* [Activity]: Provide only the number of lines below that hold "Mode".

#### Supplied data ####

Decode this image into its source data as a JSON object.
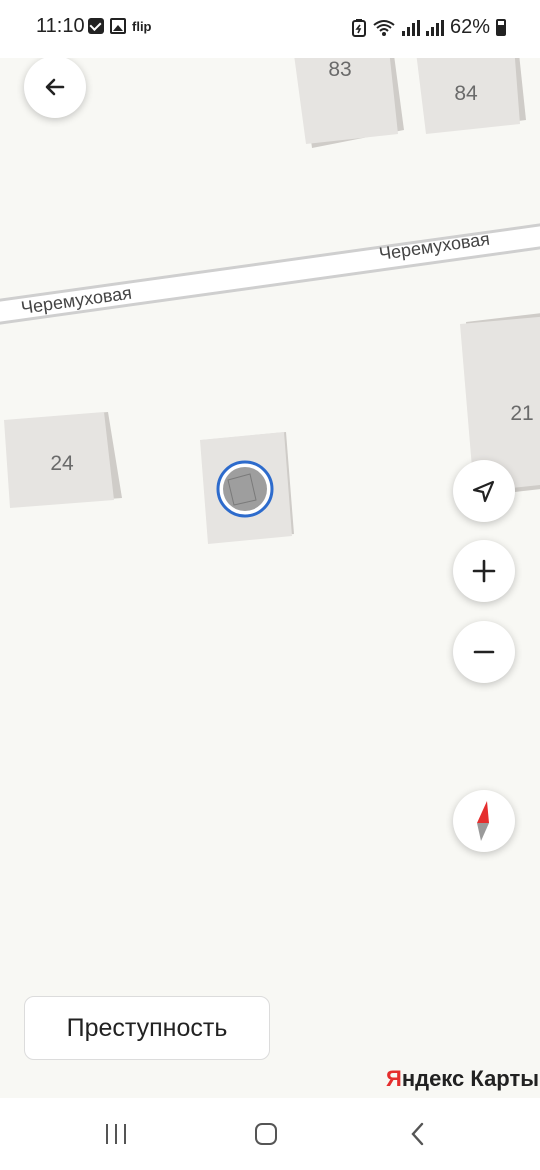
{
  "status_bar": {
    "time": "11:10",
    "flip_label": "flip",
    "battery": "62%",
    "icons": [
      "check-notification-icon",
      "image-notification-icon",
      "flip-icon",
      "battery-saver-icon",
      "wifi-icon",
      "signal-icon",
      "battery-icon"
    ]
  },
  "map": {
    "street_name": "Черемуховая",
    "street_labels": [
      "Черемуховая",
      "Черемуховая"
    ],
    "house_numbers": [
      "83",
      "84",
      "21",
      "24"
    ],
    "colors": {
      "background": "#f8f8f4",
      "building_top": "#e6e4e1",
      "building_side": "#cfccc8",
      "road": "#ffffff",
      "road_border": "#cfcfcf",
      "selection_ring": "#2d6bcc",
      "compass_red": "#e52e2e"
    }
  },
  "controls": {
    "back": "arrow-left-icon",
    "locate": "navigation-arrow-icon",
    "zoom_in": "plus-icon",
    "zoom_out": "minus-icon",
    "compass": "compass-icon"
  },
  "crime_button": {
    "label": "Преступность"
  },
  "brand": {
    "first": "Я",
    "rest": "ндекс Карты"
  },
  "nav_bar": {
    "icons": [
      "recent-apps-icon",
      "home-icon",
      "back-icon"
    ]
  }
}
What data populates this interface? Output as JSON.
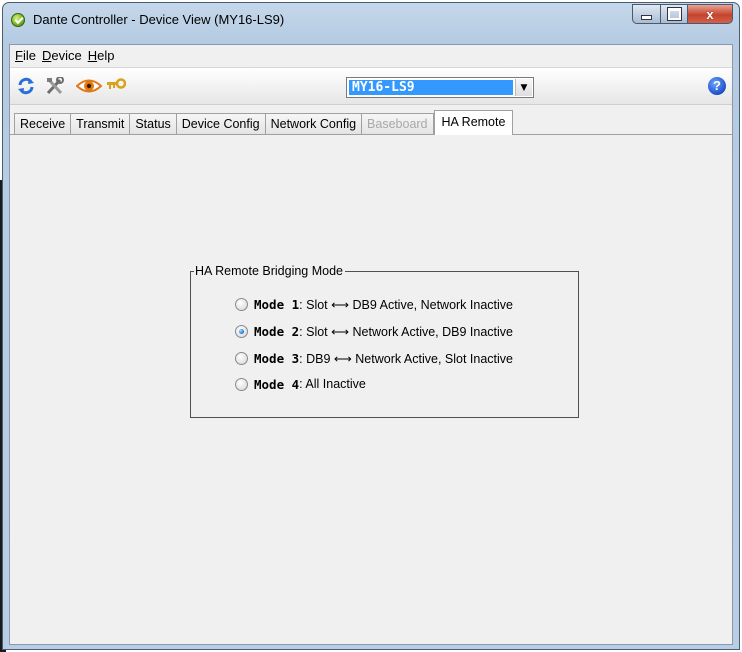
{
  "window": {
    "title": "Dante Controller - Device View (MY16-LS9)",
    "close_glyph": "x"
  },
  "menu": {
    "items": [
      {
        "key": "F",
        "rest": "ile"
      },
      {
        "key": "D",
        "rest": "evice"
      },
      {
        "key": "H",
        "rest": "elp"
      }
    ]
  },
  "toolbar": {
    "icons": [
      "refresh-icon",
      "tools-icon",
      "eye-icon",
      "key-icon"
    ],
    "device": "MY16-LS9",
    "help_label": "?"
  },
  "tabs": [
    {
      "label": "Receive",
      "state": "normal"
    },
    {
      "label": "Transmit",
      "state": "normal"
    },
    {
      "label": "Status",
      "state": "normal"
    },
    {
      "label": "Device Config",
      "state": "normal"
    },
    {
      "label": "Network Config",
      "state": "normal"
    },
    {
      "label": "Baseboard",
      "state": "disabled"
    },
    {
      "label": "HA Remote",
      "state": "active"
    }
  ],
  "ha_remote": {
    "group_title": "HA Remote Bridging Mode",
    "selected_index": 1,
    "options": [
      {
        "name": "Mode 1",
        "desc": ": Slot ⟷ DB9 Active, Network Inactive"
      },
      {
        "name": "Mode 2",
        "desc": ": Slot ⟷ Network Active, DB9 Inactive"
      },
      {
        "name": "Mode 3",
        "desc": ": DB9 ⟷ Network Active, Slot Inactive"
      },
      {
        "name": "Mode 4",
        "desc": ": All Inactive"
      }
    ]
  },
  "colors": {
    "selection": "#3399ff",
    "titlebar": "#b4cbe2",
    "close_button": "#c4442c"
  }
}
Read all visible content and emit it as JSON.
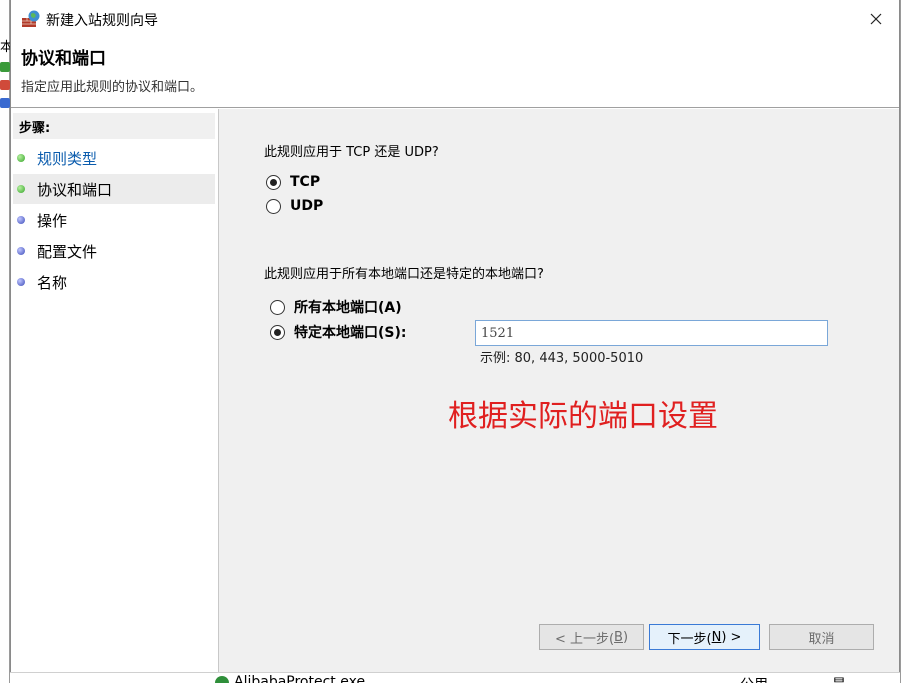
{
  "window": {
    "title": "新建入站规则向导"
  },
  "background": {
    "left_fragment": "本",
    "bottom_row": {
      "name": "AlibabaProtect.exe",
      "col2": "公用",
      "col3": "是"
    }
  },
  "header": {
    "title": "协议和端口",
    "subtitle": "指定应用此规则的协议和端口。"
  },
  "steps": {
    "heading": "步骤:",
    "items": [
      {
        "label": "规则类型",
        "state": "done"
      },
      {
        "label": "协议和端口",
        "state": "current"
      },
      {
        "label": "操作",
        "state": "todo"
      },
      {
        "label": "配置文件",
        "state": "todo"
      },
      {
        "label": "名称",
        "state": "todo"
      }
    ]
  },
  "protocol": {
    "question": "此规则应用于 TCP 还是 UDP?",
    "options": [
      {
        "label": "TCP",
        "selected": true
      },
      {
        "label": "UDP",
        "selected": false
      }
    ]
  },
  "ports": {
    "question": "此规则应用于所有本地端口还是特定的本地端口?",
    "options": [
      {
        "label": "所有本地端口(A)",
        "selected": false
      },
      {
        "label": "特定本地端口(S):",
        "selected": true
      }
    ],
    "value": "1521",
    "example": "示例: 80, 443, 5000-5010"
  },
  "annotation": "根据实际的端口设置",
  "buttons": {
    "back": {
      "text": "< 上一步(",
      "key": "B",
      "end": ")"
    },
    "next": {
      "text": "下一步(",
      "key": "N",
      "end": ") >"
    },
    "cancel": "取消"
  },
  "colors": {
    "link": "#0b5cad",
    "annotation": "#e02020",
    "primary_border": "#3a7ad6"
  },
  "icons": {
    "app": "firewall-globe-icon",
    "close": "close-icon"
  }
}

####

* [Finished exercise]: 5